Autumn 2019's First New Media Doctoral Seminar
New media design considerations in technology-enhanced learning
Enhancing communication and collaboration through embodied experiences
Designers of technology-enhanced learning (TEL) typically investigate how to design technology as an effective vehicle for learning. One of their challenges is to approach design which draws both from knowledge about human cognition as well as from studies that inform about the role of technology in the processes of learning. TEL has been studied for facilitating digital and multimedia literacy; for assessing the learners; for accessing and studying the learning material; as media for learning through inquiry; as media for learning through construction; or as media for learning through communication and collaboration.
In this study, I approached the design investigations in TEL for enhancing communication and collaboration practices for informal learning at work. In this field, I contribute with a design proposal using post-phenomenological theory, embodied experiences and enaction as theoretical approaches to learning, in addition to context-dependent learning paradigms.
I present our two design cases for TEL in physical work contexts, made with a design thinking approach and a research-based design method. With a research-based design method I formulate a hypothesis in the form of prototype, a result of an iterative process arising from contextual inquiries and participatory design workshops. The design outcome, the prototype for an augmented reality application for smartphones, is discussed in the light of improving knowledge sharing through remote communication and collaboration.
In addition to these cases, I discuss other outcomes of these studies, which changed the course of my investigation of design of TEL, towards critical design considerations for technology. Finally, I present Culture Coding, a new design framework for unconventional thinking towards the codes of behavior that guide human-technology relations.
Jana Pejoska is a doctoral candidate at the Media Department in the School of Art, Design and Archi at Aalto University. Currently, she is in her 4th year of study and research connected to the Learning Enviroments Research Group, where she has been designing, developing and investigating new media prototypes such as video-conferencing interfaces, wearable device based on body memory, augmented reality for enhancing remote collaboration and informal learning, as well as a virtual reality application design for personal growth. She has a master’s degree in Digital Culture from the University of Jyvaskyla in the topic of educational virtual worlds for children, and a professional background of 15 years in digital media production such as 3D animation, and design and development of serious games.
Using Data Visualisation for Interdisciplinary Sensemaking

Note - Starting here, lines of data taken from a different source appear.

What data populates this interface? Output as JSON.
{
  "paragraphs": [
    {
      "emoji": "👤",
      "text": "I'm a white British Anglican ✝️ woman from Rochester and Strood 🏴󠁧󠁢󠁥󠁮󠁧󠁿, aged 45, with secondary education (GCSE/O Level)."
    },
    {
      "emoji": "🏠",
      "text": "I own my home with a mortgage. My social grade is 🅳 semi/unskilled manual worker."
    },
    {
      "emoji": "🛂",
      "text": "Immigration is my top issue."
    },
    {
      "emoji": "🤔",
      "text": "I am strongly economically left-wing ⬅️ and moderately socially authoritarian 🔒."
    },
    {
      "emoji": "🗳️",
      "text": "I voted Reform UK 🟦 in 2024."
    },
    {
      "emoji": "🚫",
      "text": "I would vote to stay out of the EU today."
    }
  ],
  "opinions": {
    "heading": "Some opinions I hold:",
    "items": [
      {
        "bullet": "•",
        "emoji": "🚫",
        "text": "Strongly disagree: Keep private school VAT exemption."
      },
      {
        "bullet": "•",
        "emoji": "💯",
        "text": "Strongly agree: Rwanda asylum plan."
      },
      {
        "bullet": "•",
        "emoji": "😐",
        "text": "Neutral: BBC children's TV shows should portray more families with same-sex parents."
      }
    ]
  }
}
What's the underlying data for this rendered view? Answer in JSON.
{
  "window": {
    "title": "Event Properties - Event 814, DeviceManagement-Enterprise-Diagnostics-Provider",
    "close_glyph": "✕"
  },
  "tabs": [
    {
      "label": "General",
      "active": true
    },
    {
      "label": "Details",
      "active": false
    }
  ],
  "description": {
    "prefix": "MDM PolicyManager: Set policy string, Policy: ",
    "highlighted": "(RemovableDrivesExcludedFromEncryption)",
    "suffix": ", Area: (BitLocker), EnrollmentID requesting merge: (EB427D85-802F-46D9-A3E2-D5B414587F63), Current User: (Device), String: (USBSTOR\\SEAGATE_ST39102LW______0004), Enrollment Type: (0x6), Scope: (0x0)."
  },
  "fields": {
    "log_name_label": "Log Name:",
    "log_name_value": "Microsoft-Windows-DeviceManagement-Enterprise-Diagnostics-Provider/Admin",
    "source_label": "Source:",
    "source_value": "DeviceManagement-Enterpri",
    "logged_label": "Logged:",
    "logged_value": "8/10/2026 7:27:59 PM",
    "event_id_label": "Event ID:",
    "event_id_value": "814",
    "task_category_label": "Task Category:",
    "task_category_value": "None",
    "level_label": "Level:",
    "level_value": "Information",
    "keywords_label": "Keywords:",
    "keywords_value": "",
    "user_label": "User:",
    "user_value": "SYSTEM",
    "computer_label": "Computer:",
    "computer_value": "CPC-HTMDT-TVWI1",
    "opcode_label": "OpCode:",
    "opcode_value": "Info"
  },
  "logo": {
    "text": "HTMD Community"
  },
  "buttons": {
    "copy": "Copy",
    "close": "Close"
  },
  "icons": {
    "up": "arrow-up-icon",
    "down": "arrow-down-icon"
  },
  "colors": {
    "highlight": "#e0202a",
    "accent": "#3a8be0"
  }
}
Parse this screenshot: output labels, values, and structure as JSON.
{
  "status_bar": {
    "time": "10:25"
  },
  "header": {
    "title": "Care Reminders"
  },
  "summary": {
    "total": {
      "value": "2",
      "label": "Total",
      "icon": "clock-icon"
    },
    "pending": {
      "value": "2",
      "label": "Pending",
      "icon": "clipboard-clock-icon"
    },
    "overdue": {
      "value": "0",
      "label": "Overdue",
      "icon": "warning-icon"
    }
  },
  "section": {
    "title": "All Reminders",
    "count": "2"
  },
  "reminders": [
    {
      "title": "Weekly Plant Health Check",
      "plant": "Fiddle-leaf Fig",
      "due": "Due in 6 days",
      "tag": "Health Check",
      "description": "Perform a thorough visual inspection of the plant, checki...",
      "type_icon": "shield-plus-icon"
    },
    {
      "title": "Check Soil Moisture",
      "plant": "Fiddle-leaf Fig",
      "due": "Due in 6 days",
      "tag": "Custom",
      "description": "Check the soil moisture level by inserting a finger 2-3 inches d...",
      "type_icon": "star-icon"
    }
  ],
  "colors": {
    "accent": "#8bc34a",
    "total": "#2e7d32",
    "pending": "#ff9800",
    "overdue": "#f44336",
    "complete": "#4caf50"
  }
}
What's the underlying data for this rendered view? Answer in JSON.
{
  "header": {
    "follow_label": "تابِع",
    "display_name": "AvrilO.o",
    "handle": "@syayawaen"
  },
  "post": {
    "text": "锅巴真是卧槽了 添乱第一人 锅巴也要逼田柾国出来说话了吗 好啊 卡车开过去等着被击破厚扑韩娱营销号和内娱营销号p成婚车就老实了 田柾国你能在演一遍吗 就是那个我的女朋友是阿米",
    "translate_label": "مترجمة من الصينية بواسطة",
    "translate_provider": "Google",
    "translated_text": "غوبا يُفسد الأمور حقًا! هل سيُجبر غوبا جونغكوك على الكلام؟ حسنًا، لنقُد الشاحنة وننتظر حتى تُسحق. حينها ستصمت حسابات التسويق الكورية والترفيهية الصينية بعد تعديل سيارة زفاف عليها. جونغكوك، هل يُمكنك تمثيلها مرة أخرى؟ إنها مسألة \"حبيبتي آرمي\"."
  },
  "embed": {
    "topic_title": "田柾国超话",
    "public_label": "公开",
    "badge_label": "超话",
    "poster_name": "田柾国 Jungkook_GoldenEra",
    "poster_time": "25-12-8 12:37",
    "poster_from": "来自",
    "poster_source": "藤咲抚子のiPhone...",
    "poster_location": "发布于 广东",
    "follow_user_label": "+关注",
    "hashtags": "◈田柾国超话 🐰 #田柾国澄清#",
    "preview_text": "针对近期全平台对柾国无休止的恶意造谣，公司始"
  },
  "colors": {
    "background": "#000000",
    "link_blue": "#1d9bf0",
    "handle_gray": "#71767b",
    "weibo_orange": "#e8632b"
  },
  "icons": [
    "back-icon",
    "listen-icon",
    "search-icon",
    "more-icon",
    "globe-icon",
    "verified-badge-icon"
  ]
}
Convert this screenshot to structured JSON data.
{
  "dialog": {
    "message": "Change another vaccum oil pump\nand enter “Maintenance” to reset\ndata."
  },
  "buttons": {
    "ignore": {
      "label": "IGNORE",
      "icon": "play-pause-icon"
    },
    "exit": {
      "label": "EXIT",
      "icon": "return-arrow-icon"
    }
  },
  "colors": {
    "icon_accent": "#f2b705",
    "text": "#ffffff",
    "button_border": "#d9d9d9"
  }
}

Interdisciplinary collaboration describes a situation in which two or more scientific disciplines working on related problems try to interoperate to come to common understandings. In light of past shortcomings to address complex societal issues, interdisciplinary collaboration is currently employed to promote innovation and to discover holistic solutions. At the same time, ten years into the fourth wave of science, computational methods and data visualisation analysis have been established in the practise of most research paradigms from natural sciences to the humanities. Still, data collaboration comes coupled with epistemological tensions related to misalignment of interests or scientific paradigms; but also very practical tensions related to infrastructure, methodologies, ownership and even representation. My work investigates how such data issues manifest within an archaeological research project and subsequently how we can design or adapt visualisation infrastructure to address them. By organising a series of 10 interventions divided between disciplinary/interdisciplinary and data/theory-driven I was able to approach the first sub question and see how data is being negotiated in practical settings. Moreover, in an attempt to externalise the collaboration to third parties, I attempted to capture the thematic variation of the interventions as evolving node-link diagrams. Overall, my findings so far, indicate that many of the divides in data-driven interdisciplinarity are parallel to metadata and contextualisation discussions taking place in digital humanities and critical data studies. In this presentation I will discuss my methodological choices in light of the findings as well as outline how I intend to continue on the second half of my research endeavour.
Georgia Panagiotidou is a Ph.D researcher in KU Leuven where she is a member of the Research[x]Design group and the Sagalassos Archaeological Research project. Her work focuses on the design and appropriation of data visualisation for cross-disciplinary collaboration and specifically in the digital humanities. She holds a BSc. in Informatics and Telecommunications from the National and Kapodistrian University of Athens (2011) and a MA in New Media from Aalto University (2015). After graduation and before starting in KU Leuven, she worked in the field of civic technology as a data specialist for organizations including Open Knowledge Finland and the Finish newspaper, Helsingin Sanomat.